Service contracts often include liability exclusion clauses which limit liability for breach of contract and for negligence in performing the contracted service to the amount actually paid under the contract.
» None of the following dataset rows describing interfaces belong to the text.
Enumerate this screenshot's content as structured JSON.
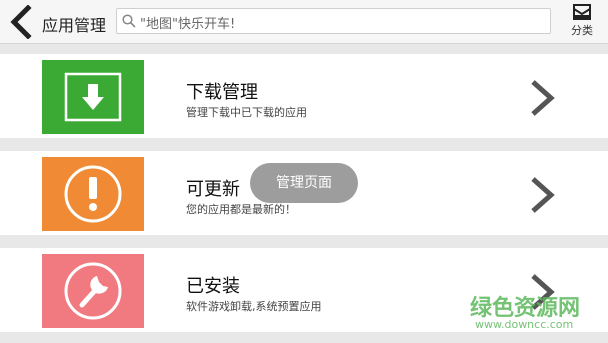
{
  "header": {
    "title": "应用管理",
    "search_placeholder": "\"地图\"快乐开车!",
    "category_label": "分类"
  },
  "rows": [
    {
      "title": "下载管理",
      "subtitle": "管理下载中已下载的应用",
      "icon": "download-icon",
      "color": "#3aaa35"
    },
    {
      "title": "可更新",
      "subtitle": "您的应用都是最新的！",
      "icon": "exclamation-icon",
      "color": "#f08a34"
    },
    {
      "title": "已安装",
      "subtitle": "软件游戏卸载,系统预置应用",
      "icon": "wrench-icon",
      "color": "#f07a80"
    }
  ],
  "toast": {
    "text": "管理页面"
  },
  "watermark": {
    "main": "绿色资源网",
    "url": "www.downcc.com"
  }
}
Naturally, if the contract is not properly performed and the recipient of the service suffers damages, they may attempt to convince a court that the exclusion clause is either not applicable to the particular negligence or breach, or should not be enforced because it is unconscionable or contrary to public policy.
In considering whether a contractual term is unconscionable, courts look at two factors:
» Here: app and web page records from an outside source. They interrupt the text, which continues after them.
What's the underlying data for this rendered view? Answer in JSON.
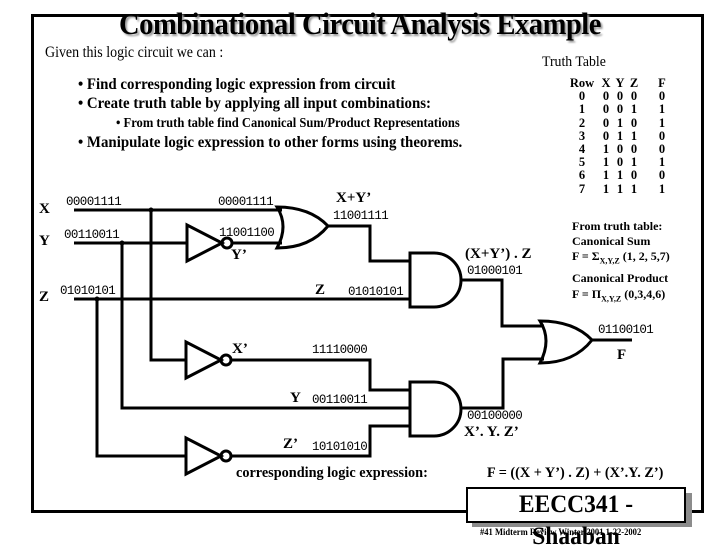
{
  "title": "Combinational Circuit Analysis Example",
  "intro": "Given this logic circuit we can :",
  "bullets": [
    "• Find corresponding logic expression from circuit",
    "• Create truth table by applying all input combinations:",
    "• From truth table find Canonical Sum/Product  Representations",
    "• Manipulate logic expression to other forms using theorems."
  ],
  "truth_table": {
    "title": "Truth Table",
    "headers": [
      "Row",
      "X",
      "Y",
      "Z",
      "F"
    ],
    "rows": [
      [
        "0",
        "0",
        "0",
        "0",
        "0"
      ],
      [
        "1",
        "0",
        "0",
        "1",
        "1"
      ],
      [
        "2",
        "0",
        "1",
        "0",
        "1"
      ],
      [
        "3",
        "0",
        "1",
        "1",
        "0"
      ],
      [
        "4",
        "1",
        "0",
        "0",
        "0"
      ],
      [
        "5",
        "1",
        "0",
        "1",
        "1"
      ],
      [
        "6",
        "1",
        "1",
        "0",
        "0"
      ],
      [
        "7",
        "1",
        "1",
        "1",
        "1"
      ]
    ]
  },
  "canonical": {
    "from_label": "From truth table:",
    "sum_title": "Canonical Sum",
    "sum_prefix": "F = ",
    "sum_symbol": "Σ",
    "sum_vars": "X,Y,Z",
    "sum_terms": " (1, 2, 5,7)",
    "product_title": "Canonical Product",
    "product_prefix": "F = ",
    "product_symbol": "Π",
    "product_vars": "X,Y,Z",
    "product_terms": " (0,3,4,6)"
  },
  "circuit": {
    "inputs": [
      {
        "name": "X",
        "value": "00001111"
      },
      {
        "name": "Y",
        "value": "00110011"
      },
      {
        "name": "Z",
        "value": "01010101"
      }
    ],
    "or1_in_x": "00001111",
    "not_y_value": "11001100",
    "not_y_label": "Y’",
    "or1_label": "X+Y’",
    "or1_value": "11001111",
    "z_label": "Z",
    "z_value": "01010101",
    "and1_label": "(X+Y’) . Z",
    "and1_value": "01000101",
    "not_x_label": "X’",
    "not_x_value": "11110000",
    "y_label": "Y",
    "y_value": "00110011",
    "not_z_label": "Z’",
    "not_z_value": "10101010",
    "and2_value": "00100000",
    "and2_label": "X’. Y. Z’",
    "or2_value": "01100101",
    "output_label": "F"
  },
  "expression": {
    "label": "corresponding logic expression:",
    "value": "F = ((X + Y’) . Z) + (X’.Y. Z’)"
  },
  "badge": "EECC341 - Shaaban",
  "footnote": "#41   Midterm Review   Winter 2001  1-22-2002"
}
(a) inequality in the position of the parties arising from the ignorance, need or distress of the weaker, which left him in the power of the stronger; and(see for example Loychuk v. Cougar Mountain Adventures Ltd., 2012 BCCA 122 at paras. 29-31 and McNeill v.Vandenberg, 2010 BCCA 583 at para. 15)
(b) proof of substantial unfairness in the bargain.
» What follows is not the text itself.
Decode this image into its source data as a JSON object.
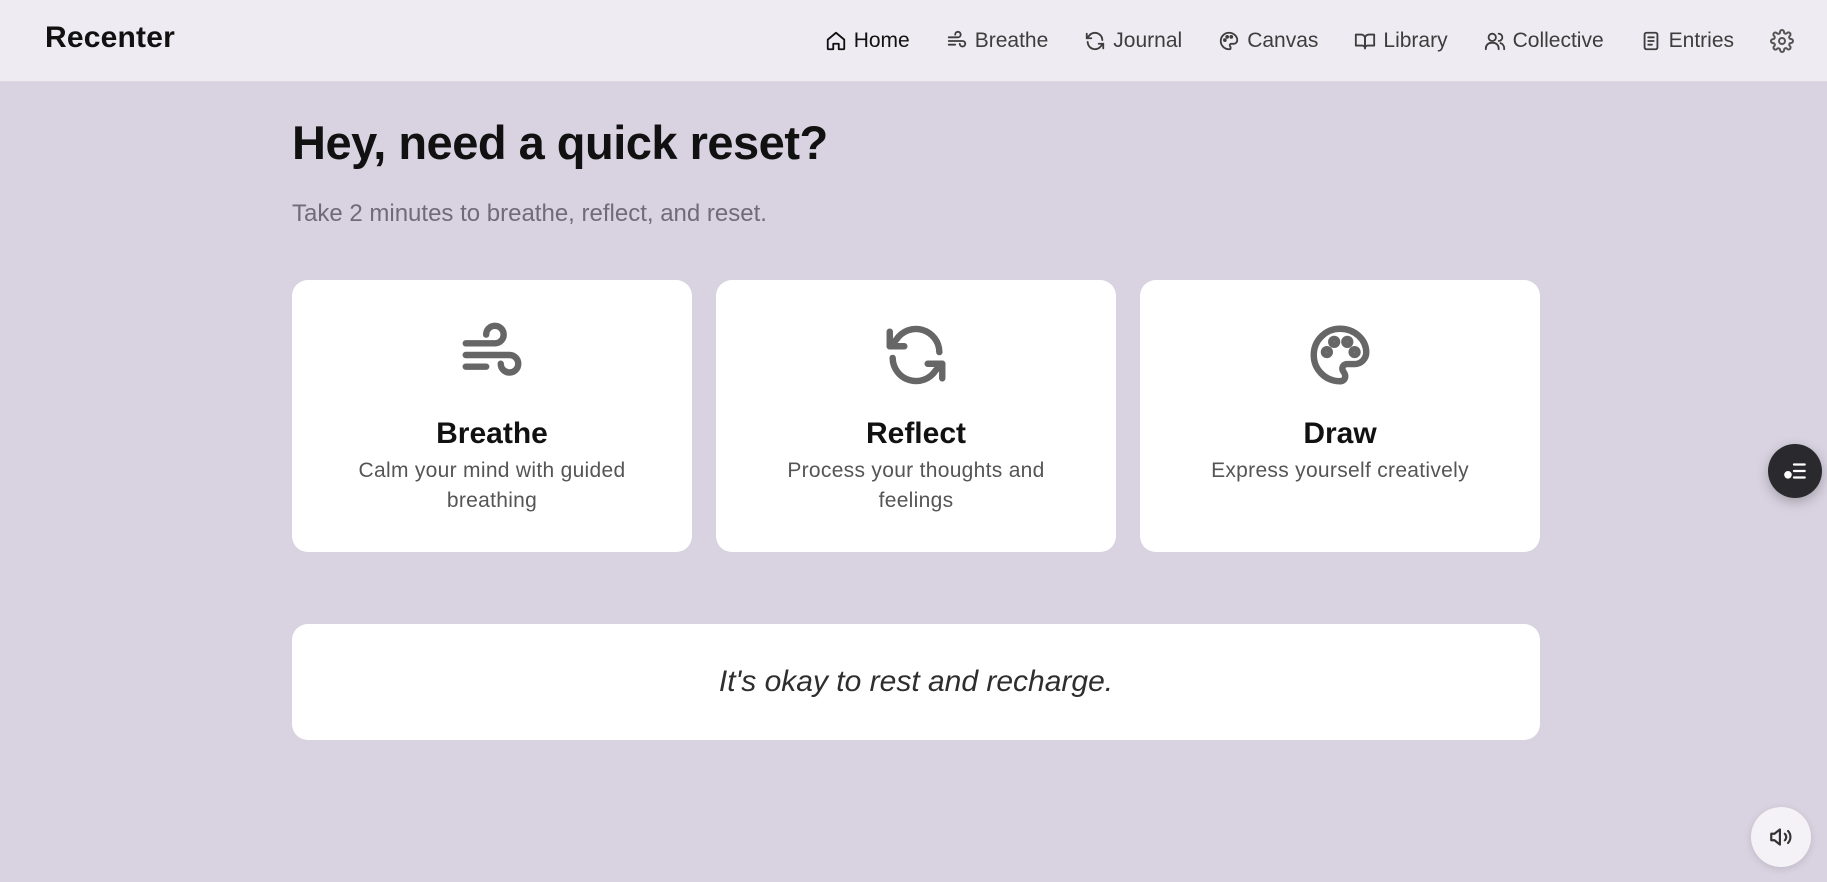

As shown by the recent decision in Gordon v. Krieg, 2013 BCSC 842, in considering whether a particular bargain is unfair, courts apply a common sense approach whereby they consider the service that was provided, how much was paid for the service, and the potential damages that could result from an improper performance. In this particular decision, the court concluded that it was not an unfair bargain to limit damages arising from a visual only, three-hour home inspection - which damages could be in tens, if not hundreds of thousands of dollars - to the $400 paid for the inspection.